And then, there is buying new running shoes. Since I don’t follow what is the best running shoe on a regular basis, I look up the Runner’s Magazine recommendation in the year I buy new shoes. This is how I found same asics a few years ago, and they’ve been perfect. This time I was ready to branch out.

How about Brooks Adrenaline GTS 14?


Online shopping can be cheaper or not cheap at all ($10,999 for a pair of Brooks on Amazon?)



Buying running shoes calls for trying them on and walking around. In the end it came down to these two models for my personal best fit (high arches); the Brooks Adrenaline GTS 14 or the Asics Gel-Nimbus 16.

The Asics have the perfect amount of cushioning, and would be a great pair of new running shoes. However, the colors of this shoe are hideous: like they dropped the shoes in a children’s paint set.


Ultimately, I went with the Brooks Adrenaline, very comfortable, very good fit all around the foot, lightweight and perfect also for other sports like body pump, zumba, and the like. Hot pink and dark gray are also colors I can live with.

Wednesday, July 16, 2014

German Summer Strawberry Cake

The other day I found a brandnew cake pan at a flea market that is perfect for making the bottom cake layer of a typically German fruit cake. A fruit cake is none-specific because it is made in the same manner, but the fruit varies based on season or in the winter with canned (peaches!) or frozen fruit. A fruit cake is similar to a French fruit tart – both are made with fresh fruit. However,  the ‘crust’ of the German bottom layer is more like a sponge cake and it is also inverted: the pan is filled completely with dough, baked and then turned upside down. Therefore, the cake pan needs to be the right one (like this, for example).

I baked the bottom layer, the farmers market had the last strawberries of the season, the German team won the world cup in soccer, so the fate of the cake was sealed: German strawberry cake!

Check this great video for more complete instructions (the cake layer is made as a more authentic sponge).


Fresh Strawberry Cake

Base Layer:

  • 100 g sugar
  • 4 TB butter, room temperature
  • 1 egg
  • 0.5 ts vanilla extract
  • 150 g flour
  • 1 ts baking powder
  • 0.3 cup milk

Strawberry Cake

  • 1 quart fresh strawberries, dehulled, cut in half if they are large, otherwise keep whole
  • 3-4 TB strawberry jam
  • 1 cup vanilla pudding (store-bought or from scratch or with help of pudding mix)
  • 500 ml milk (for pudding)
  • 1 TB butter (for pudding)
  • 1 package Dr Oetker fruit tart red or clear glaze (a yello-like glaze that gets firm when it cools and keeps the fruit in place)+2 TB sugar + 250ml water  (optional)

Base layer: You need a pan similar to this one for baking the base layer.

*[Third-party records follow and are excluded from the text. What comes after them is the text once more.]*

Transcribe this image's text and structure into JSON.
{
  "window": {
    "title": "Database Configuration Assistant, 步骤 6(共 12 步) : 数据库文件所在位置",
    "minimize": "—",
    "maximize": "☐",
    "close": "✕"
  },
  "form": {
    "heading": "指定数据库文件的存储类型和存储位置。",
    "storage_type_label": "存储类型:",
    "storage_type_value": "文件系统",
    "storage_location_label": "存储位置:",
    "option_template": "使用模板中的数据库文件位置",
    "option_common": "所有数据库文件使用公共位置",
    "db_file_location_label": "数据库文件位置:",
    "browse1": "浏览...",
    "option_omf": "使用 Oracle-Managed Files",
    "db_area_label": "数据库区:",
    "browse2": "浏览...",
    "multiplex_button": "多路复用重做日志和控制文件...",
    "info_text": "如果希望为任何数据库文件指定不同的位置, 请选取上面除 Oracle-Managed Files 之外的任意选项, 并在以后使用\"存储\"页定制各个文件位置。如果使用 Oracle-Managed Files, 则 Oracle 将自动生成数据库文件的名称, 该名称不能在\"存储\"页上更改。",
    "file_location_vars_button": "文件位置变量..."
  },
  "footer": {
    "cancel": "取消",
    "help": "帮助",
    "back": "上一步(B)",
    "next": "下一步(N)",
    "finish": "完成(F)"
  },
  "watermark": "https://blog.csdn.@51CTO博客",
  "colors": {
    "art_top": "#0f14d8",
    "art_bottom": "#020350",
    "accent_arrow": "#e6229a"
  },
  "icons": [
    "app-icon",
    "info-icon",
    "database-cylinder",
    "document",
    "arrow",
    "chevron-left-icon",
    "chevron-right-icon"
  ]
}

Make sure to butter it well because you don’t want the cake to stick.


Preheat oven to 360F. In a standmixer (or with handmixer), mix the sugar and butter until slightly foamy. Add the egg, and mix until well incorporated. Add the vanilla extra, and mix in. Mix the flour with the baking powder, and slowly add to the mixture, alternate with tablespoons of the milk.

Pour into butter pan, and bake for 20-25min.

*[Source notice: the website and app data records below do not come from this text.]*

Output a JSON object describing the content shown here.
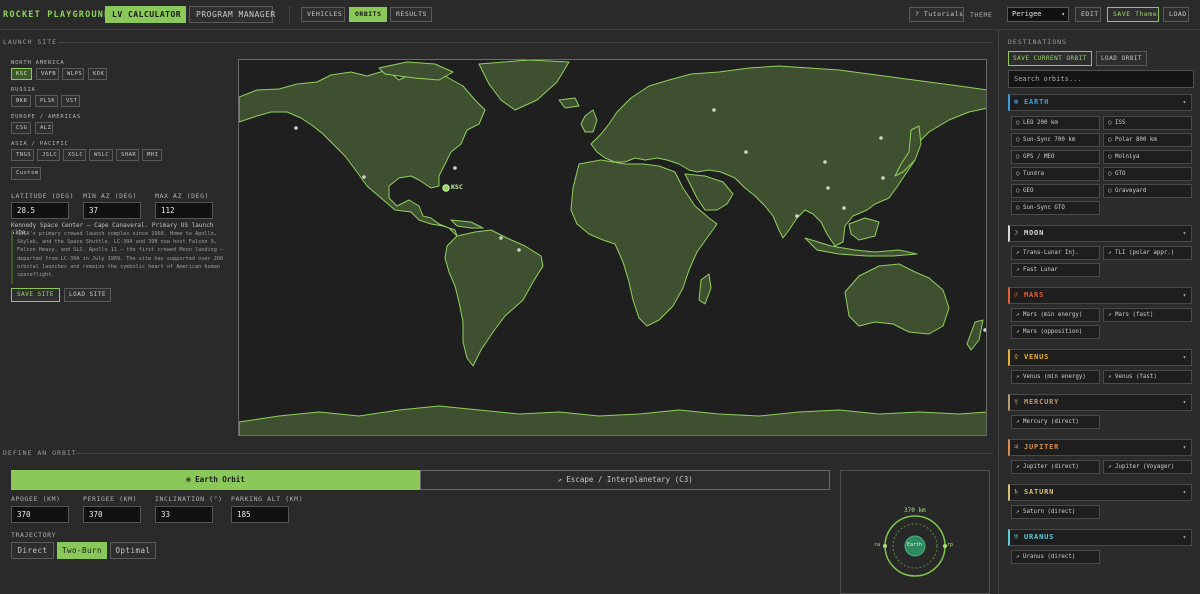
{
  "app": {
    "title": "ROCKET PLAYGROUND"
  },
  "main_tabs": [
    {
      "label": "LV CALCULATOR",
      "active": true
    },
    {
      "label": "PROGRAM MANAGER",
      "active": false
    }
  ],
  "sub_tabs": [
    {
      "label": "VEHICLES",
      "active": false
    },
    {
      "label": "ORBITS",
      "active": true
    },
    {
      "label": "RESULTS",
      "active": false
    }
  ],
  "toolbar": {
    "tutorials": "? Tutorials",
    "theme_label": "THEME",
    "theme_value": "Perigee",
    "edit": "EDIT",
    "save_theme": "SAVE Theme",
    "load": "LOAD"
  },
  "launch_site": {
    "section_title": "LAUNCH SITE",
    "groups": [
      {
        "label": "NORTH AMERICA",
        "sites": [
          "KSC",
          "VAFB",
          "WLPS",
          "KDK"
        ]
      },
      {
        "label": "RUSSIA",
        "sites": [
          "BKR",
          "PLSK",
          "VST"
        ]
      },
      {
        "label": "EUROPE / AMERICAS",
        "sites": [
          "CSG",
          "ALZ"
        ]
      },
      {
        "label": "ASIA / PACIFIC",
        "sites": [
          "TNGS",
          "JSLC",
          "XSLC",
          "WSLC",
          "SHAR",
          "MHI"
        ]
      }
    ],
    "selected": "KSC",
    "custom": "Custom",
    "latitude_label": "LATITUDE (DEG)",
    "latitude": "28.5",
    "min_az_label": "MIN AZ (DEG)",
    "min_az": "37",
    "max_az_label": "MAX AZ (DEG)",
    "max_az": "112",
    "site_title": "Kennedy Space Center — Cape Canaveral. Primary US launch site.",
    "description": "NASA's primary crewed launch complex since 1968. Home to Apollo, Skylab, and the Space Shuttle. LC-39A and 39B now host Falcon 9, Falcon Heavy, and SLS. Apollo 11 — the first crewed Moon landing — departed from LC-39A in July 1969. The site has supported over 200 orbital launches and remains the symbolic heart of American human spaceflight.",
    "save_site": "SAVE SITE",
    "load_site": "LOAD SITE",
    "map_marker": "KSC"
  },
  "destinations": {
    "section_title": "DESTINATIONS",
    "save_current": "SAVE CURRENT ORBIT",
    "load_orbit": "LOAD ORBIT",
    "search_placeholder": "Search orbits...",
    "bodies": [
      {
        "name": "EARTH",
        "color": "#3aa0e0",
        "icon": "⊕",
        "item_icon": "○",
        "items": [
          "LEO 200 km",
          "ISS",
          "Sun-Sync 700 km",
          "Polar 800 km",
          "GPS / MEO",
          "Molniya",
          "Tundra",
          "GTO",
          "GEO",
          "Graveyard",
          "Sun-Sync GTO"
        ]
      },
      {
        "name": "MOON",
        "color": "#d8d8d8",
        "icon": "☽",
        "item_icon": "↗",
        "items": [
          "Trans-Lunar Inj.",
          "TLI (polar appr.)",
          "Fast Lunar"
        ]
      },
      {
        "name": "MARS",
        "color": "#e0603a",
        "icon": "♂",
        "item_icon": "↗",
        "items": [
          "Mars (min energy)",
          "Mars (fast)",
          "Mars (opposition)"
        ]
      },
      {
        "name": "VENUS",
        "color": "#e8b030",
        "icon": "♀",
        "item_icon": "↗",
        "items": [
          "Venus (min energy)",
          "Venus (fast)"
        ]
      },
      {
        "name": "MERCURY",
        "color": "#b89a70",
        "icon": "☿",
        "item_icon": "↗",
        "items": [
          "Mercury (direct)"
        ]
      },
      {
        "name": "JUPITER",
        "color": "#d89050",
        "icon": "♃",
        "item_icon": "↗",
        "items": [
          "Jupiter (direct)",
          "Jupiter (Voyager)"
        ]
      },
      {
        "name": "SATURN",
        "color": "#d8c070",
        "icon": "♄",
        "item_icon": "↗",
        "items": [
          "Saturn (direct)"
        ]
      },
      {
        "name": "URANUS",
        "color": "#60c8d8",
        "icon": "♅",
        "item_icon": "↗",
        "items": [
          "Uranus (direct)"
        ]
      }
    ]
  },
  "define_orbit": {
    "section_title": "DEFINE AN ORBIT",
    "mode_earth": "⊕ Earth Orbit",
    "mode_escape": "↗ Escape / Interplanetary (C3)",
    "apogee_label": "APOGEE (KM)",
    "apogee": "370",
    "perigee_label": "PERIGEE (KM)",
    "perigee": "370",
    "inclination_label": "INCLINATION (°)",
    "inclination": "33",
    "parking_label": "PARKING ALT (KM)",
    "parking": "185",
    "trajectory_label": "TRAJECTORY",
    "trajectory_options": [
      "Direct",
      "Two-Burn",
      "Optimal"
    ],
    "trajectory_selected": "Two-Burn",
    "preview": {
      "altitude_label": "370 km",
      "center_label": "Earth",
      "left_label": "ra",
      "right_label": "rp"
    }
  }
}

Cool slightly, invert, and cool completely (it is best to make the crust a day ahead).


Preparing the strawberry cake:

Wash and hull the strawberries. Cut larger strawberries in half, keep smaller ones in tact. They should all be about the same size.

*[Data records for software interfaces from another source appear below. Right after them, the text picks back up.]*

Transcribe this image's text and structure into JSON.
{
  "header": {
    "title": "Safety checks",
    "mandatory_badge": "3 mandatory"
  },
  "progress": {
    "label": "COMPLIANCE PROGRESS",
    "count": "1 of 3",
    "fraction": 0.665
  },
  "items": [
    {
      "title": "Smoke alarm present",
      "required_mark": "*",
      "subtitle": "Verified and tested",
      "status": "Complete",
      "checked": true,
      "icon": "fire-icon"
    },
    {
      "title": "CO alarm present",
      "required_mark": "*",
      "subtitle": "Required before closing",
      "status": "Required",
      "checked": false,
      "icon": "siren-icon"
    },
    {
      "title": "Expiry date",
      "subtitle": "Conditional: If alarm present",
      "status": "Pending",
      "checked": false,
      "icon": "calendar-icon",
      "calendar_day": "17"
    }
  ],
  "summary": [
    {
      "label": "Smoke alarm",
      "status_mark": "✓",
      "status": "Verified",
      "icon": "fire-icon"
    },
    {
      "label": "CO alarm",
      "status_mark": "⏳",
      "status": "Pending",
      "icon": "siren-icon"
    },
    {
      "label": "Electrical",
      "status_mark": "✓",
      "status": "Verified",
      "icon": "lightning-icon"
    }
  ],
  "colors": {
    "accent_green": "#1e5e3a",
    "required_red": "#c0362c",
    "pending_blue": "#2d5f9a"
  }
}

Poke the crust with a fork, and then distribute the strawberry jam on the crust. Ideally, it soaks the crust a little bit. If you use frozen fruit, preserve the juice when thawing and mix with the jam before distributing.

Prepare the vanilla pudding according to instructions. Let cool for 1-2 min, and distribute a thin layer on the cake layer. Let cool. (you won’t need all the pudding cooked).

Now, arrange the strawberries on the cake, in a circle from outward to inner circles. Sprinkle with a bit of sugar.

Optional (but authentic): Cook the glaze according to instructions and pour hot over the fruit. Start from the center of the cake and slowly distributed to the rim.

Let cool and set. ---- Serve with whipped cream!

Einen guten Appetit!